***** Material provided

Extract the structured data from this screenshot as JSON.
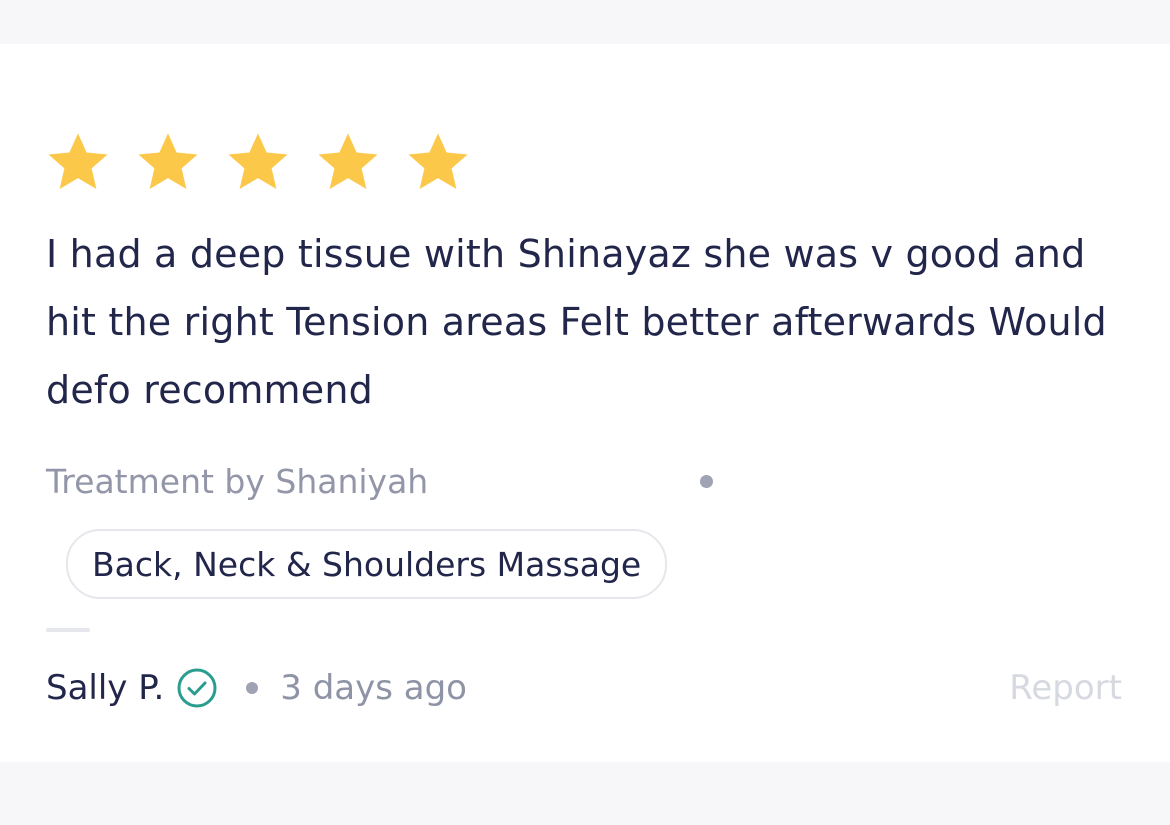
{
  "review": {
    "rating": 5,
    "rating_max": 5,
    "text": "I had a deep tissue with Shinayaz she was v good and hit the right Tension areas Felt better afterwards Would defo recommend",
    "treatment_by": "Treatment by Shaniyah",
    "service": "Back, Neck & Shoulders Massage",
    "reviewer": "Sally P.",
    "date": "3 days ago",
    "report_label": "Report"
  },
  "icons": {
    "star": "star-icon",
    "verified": "verified-check-icon"
  },
  "colors": {
    "star": "#fcc84a",
    "text": "#22264a",
    "muted": "#9296a8",
    "verified": "#2a9d8f",
    "report": "#d7d9e1"
  }
}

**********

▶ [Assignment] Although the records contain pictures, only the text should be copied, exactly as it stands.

▶ [Result of the task]
Extract the structured data from this screenshot as JSON.
{
  "review": {
    "rating": 5,
    "rating_max": 5,
    "text": "I had a deep tissue with Shinayaz she was v good and hit the right Tension areas Felt better afterwards Would defo recommend",
    "treatment_by": "Treatment by Shaniyah",
    "service": "Back, Neck & Shoulders Massage",
    "reviewer": "Sally P.",
    "date": "3 days ago",
    "report_label": "Report"
  },
  "icons": {
    "star": "star-icon",
    "verified": "verified-check-icon"
  },
  "colors": {
    "star": "#fcc84a",
    "text": "#22264a",
    "muted": "#9296a8",
    "verified": "#2a9d8f",
    "report": "#d7d9e1"
  }
}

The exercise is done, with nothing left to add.